He thumped the next Sandeep delivery over long-off for a six and then swatted Glenn Maxwell for a couple of fours. In the last over of powerplay bowled by Varun Aaron, Narine hit two sixes and a four and was out fourth ball. His score: 37 off 18 balls. KKR’s score: 76/1 in the powerplays. At the time, it was among the fastest starts to an IPL innings. Chasing 171, KKR were off to a flier thanks to Narine and the required run-rate that was 8.55 at the beginning of the innings, dropped to 6.78 at the end of the powerplay overs.

Sunil Narine had well and truly arrived. From that day, Narine’s T20 batting stocks skyrocketed. For batsmen with at least 300 runs in the IPL since then, Narine has the second-best strike rate – 179.85 – for any batsman (after Andre Russell of course) and the best scoring rate for any opener in the league.

It basically evolved because of Andre Russell not being available last year,” KKR assistant coach at the time, Simon Katich said of the left-field move from the franchise. “Given we were going to lose Andre’s power at the back of the innings, we had to try and fix that because it’s very difficult to find a player of Andre’s class that strikes at 180 at the auction. So we brought in Chris Lynn to give us power at the top and replace Andre’s bowling with someone like [Nathan] Coulter-Nile. Once Lynn got injured last year, that’s when Narine got his opportunity. We took a little bit of a punt. He’d done it once before I think, for the Renegades in the Big Bash and he did alright – got 20 off 12 balls [21 off 13] or something like that. And that’s what we were looking for.”

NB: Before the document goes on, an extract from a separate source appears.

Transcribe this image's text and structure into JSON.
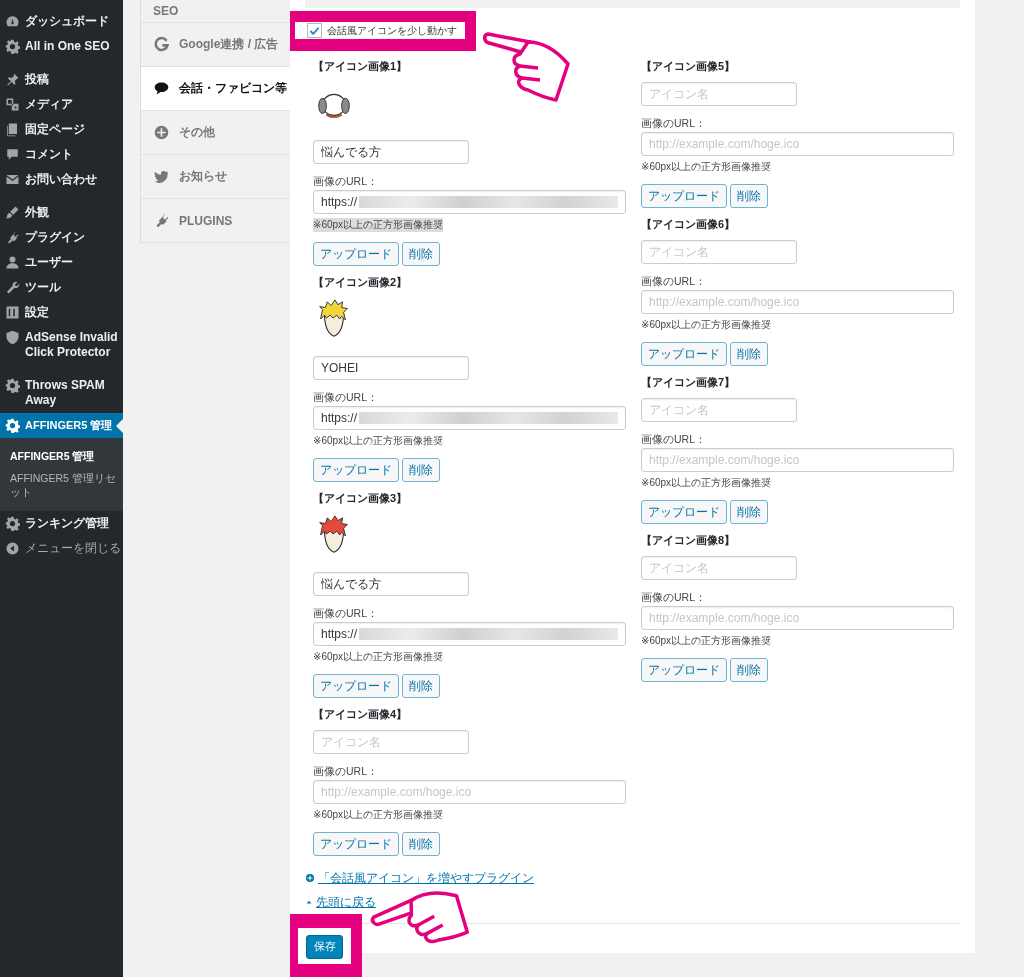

Narine’s big-hitting wasn’t something entirely new to the Caribbean Islands, though. He was a hero in Windball cricket, a local 8-over match played in the Islands with a soft ball under floodlights. A yearly windball cricket competition has been going on since 2004 with even international players of the stature of Dwayne Bravo and Kieron Pollard participating in it to-date. 

Sunil Narine was first tried at the top by Melbourne Renegades in the BBL.

Named the Norman’s Windball League, after founder Norman Mungroo, the tournament has grown from 12 teams in 2004 to around 50 teams today. It is played over nearly half a year (more than five months long) on concrete surfaces. The stakes aren’t small either. The total prize money is a whopping 90,000 TT dollars or US$13,400.

Narine used to open the batting and bowling in the tournament and his big-hitting skills are a steal from striking the soft ball hard and long. The knuckle ball he  bowls is also developed from bowling with the squishy soft ball in the windball tournament. His dad played a role in helping Narine develop the delivery. Having watched Ajantha Mendis in action with his carrom ball, Shadeed asked Narine to try a variation with the hard ball that was similar to what he was bowling with the soft ball.

The direct results of windball cricket were more evident in his batting. Fearless at the crease, Narine was a master in clearing the in-field, all that was needed to score boundaries at frenetic pace in the powerplays. But his batting also evolved. He would develop a sense of which ball to nurdle and which ball to belt and in two years, the West Indian turned into one of the most ferocious openers the IPL has seen. His average and consistency might still waver when compared to an overseas opener like David Warner, but in the specific role of pushing the opposition into defense early on, Narine thrived as his strike rate reflects.

Sunil Narine opened the batting in the annual Norman Windball Cricket League in the Caribbean Islands.

Incidentally, the man he was named after is known for one of the slowest innings in the history of limited-overs cricket – a 174-ball 36* in the inaugural World Cup in 1975 against England. The other Sunil, though, is quick to get off the blocks and also quick to exit the ground, in total contrast to his namesake. 

Those words by his father – “What’s for you is for you and will happen” – seems fitting right now. He was named after a legendary opening batsman and while his success as a batsman is no where close to Gavaskar’s, in his own queer way, Narine has created a template of his own to succeed at the trade, albeit in the shortest format of the game.